(Source: cute-overload)

texasenchantment:

The fact that I’m legally an adult is hysterical

gabifresh:

take no shit 2014

(Source: gatissed)

(Source: ForGIFs.com)

yumeharanozomi:

the world's ten happiest countries

kropotkink:

My attitude towards politics and society is constantly “angry but unsurprised”

(Source: rosaluxmemeburg)

nobraska:

this is me


That dog in front of you doesn’t want to bite you. Even if the situation pushes him beyond the remarkable scope of his species’ tolerance for human behavior and makes him feel he needs to defend himself, he almost certainly doesn’t want to hurt you and probably won’t. This is partly because it’s often obvious, even to humans, when a dog is saying, “I need you to stop that!” or “You’re freaking me out. Please go away.” It’s also because dogs have evolved better abilities to read human body language than any other non-human animal and are emotionally inclined to form attachments with us.
In the billions of interactions people in this country have every day with the more than 73 million dogs living among us, very few result in significant injuries to either of us,[1]vanishingly fewer than those resulting from our dealings with our own species. Remarkable when you think that we’ve chosen to share our lives and homes with predators—sometimes pretty large ones—with sharp teeth.
Just a little instruction can help us learn to recognize dogs’ “please don’t make me bite you”[*]messages when they are uneasy with us and to defuse those emotions even in situations that dogs commonly find threatening. [x]

That dog in front of you doesn’t want to bite you. Even if the situation pushes him beyond the remarkable scope of his species’ tolerance for human behavior and makes him feel he needs to defend himself, he almost certainly doesn’t want to hurt you and probably won’t. This is partly because it’s often obvious, even to humans, when a dog is saying, “I need you to stop that!” or “You’re freaking me out.
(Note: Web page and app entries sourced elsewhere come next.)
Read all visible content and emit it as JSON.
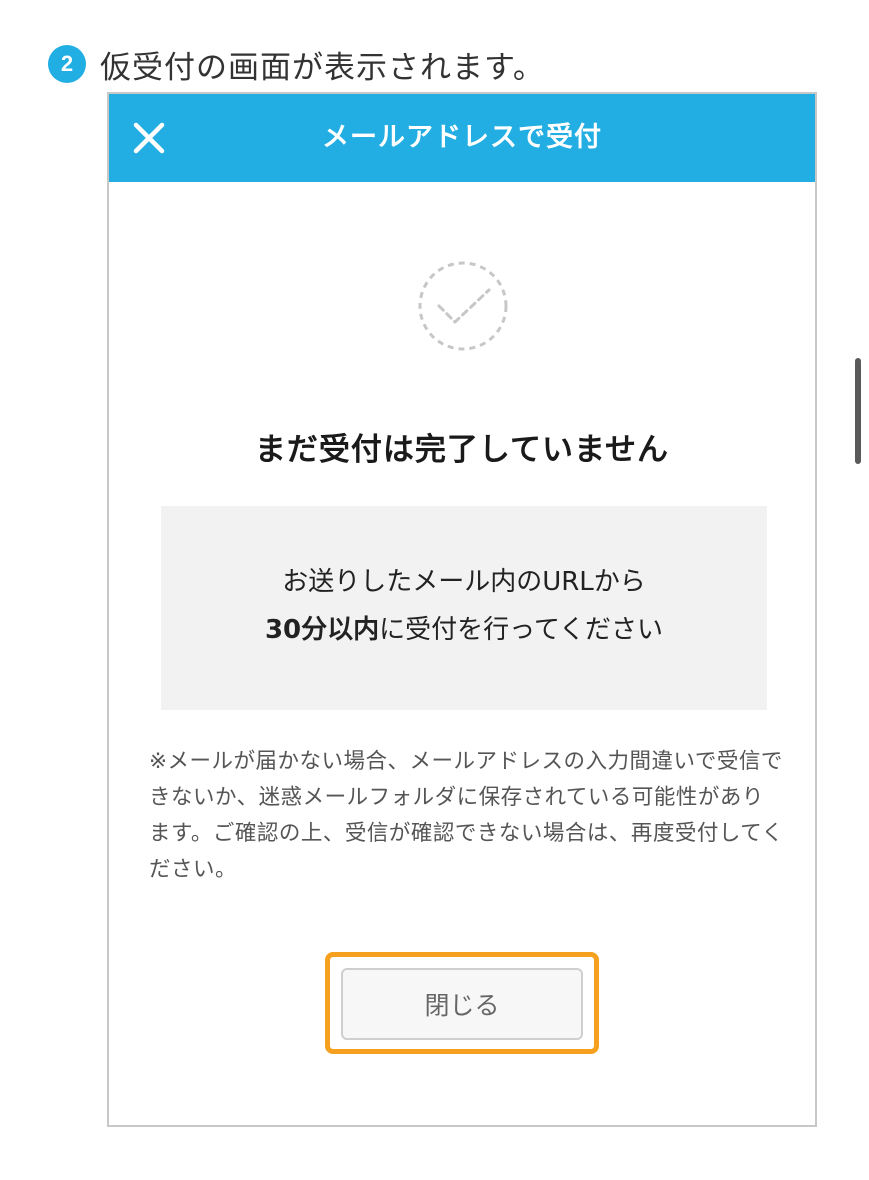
{
  "step": {
    "number": "2",
    "text": "仮受付の画面が表示されます。"
  },
  "header": {
    "title": "メールアドレスで受付",
    "close_icon": "close-icon"
  },
  "status": {
    "icon": "check-circle-icon",
    "title": "まだ受付は完了していません"
  },
  "notice": {
    "line1": "お送りしたメール内のURLから",
    "line2_bold": "30分以内",
    "line2_rest": "に受付を行ってください"
  },
  "note": {
    "text": "※メールが届かない場合、メールアドレスの入力間違いで受信できないか、迷惑メールフォルダに保存されている可能性があります。ご確認の上、受信が確認できない場合は、再度受付してください。"
  },
  "buttons": {
    "close_label": "閉じる"
  },
  "colors": {
    "header": "#22aee3",
    "step_badge": "#20aee3",
    "highlight": "#f5a01f",
    "notice_bg": "#f2f2f2"
  }
}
Please go away.” It’s also because dogs have evolved better abilities to read human body language than any other non-human animal and are emotionally inclined to form attachments with us.

In the billions of interactions people in this country have every day with the more than 73 million dogs living among us, very few result in significant injuries to either of us,[1]vanishingly fewer than those resulting from our dealings with our own species. Remarkable when you think that we’ve chosen to share our lives and homes with predators—sometimes pretty large ones—with sharp teeth.

Just a little instruction can help us learn to recognize dogs’ “please don’t make me bite you”[*]messages when they are uneasy with us and to defuse those emotions even in situations that dogs commonly find threatening. [x]

(Source: animalethics)

if you ever think it is ever acceptable to say that “_____ should die”, “kill all ____”, “its not murder if they’re _____” to any group, for any reason, unfollow me. 

You can dislike a group, hate a group, whatever. But if you think its acceptable or god forbid, funny to wish death on someone, you’re being a terrible person.

(Source: angryginger)

(Source: youtube.com)

betabait:

nitoriaiichirou:

skramztier:

dingyfeathers:

lmao thank god someone made this.

you watch your mouth, macaroons are delicious

macaroons are gods gift to earth u keep ur fucking pastel soap biscuits at the kiddies table 

In Scotland we have “macaroon bars” which are essentially bars of pure sugar covered in chocolate and desiccated coconut. Diabetes never looked so twee

These bear no similarity to anything else referred to as “macaroon” and I cannot for the life of me find out why they’re named this. My best guess was that when they first made these they needed a classier name than “coconut-covered diabetes” 

betabait:

nitoriaiichirou:

skramztier:

dingyfeathers:

lmao thank god someone made this.

you watch your mouth, macaroons are delicious

macaroons are gods gift to earth u keep ur fucking pastel soap biscuits at the kiddies table 

In Scotland we have “macaroon bars” which are essentially bars of pure sugar covered in chocolate and desiccated coconut. Diabetes never looked so twee

These bear no similarity to anything else referred to as “macaroon” and I cannot for the life of me find out why they’re named this. My best guess was that when they first made these they needed a classier name than “coconut-covered diabetes” 

(Source: mykingdomscome)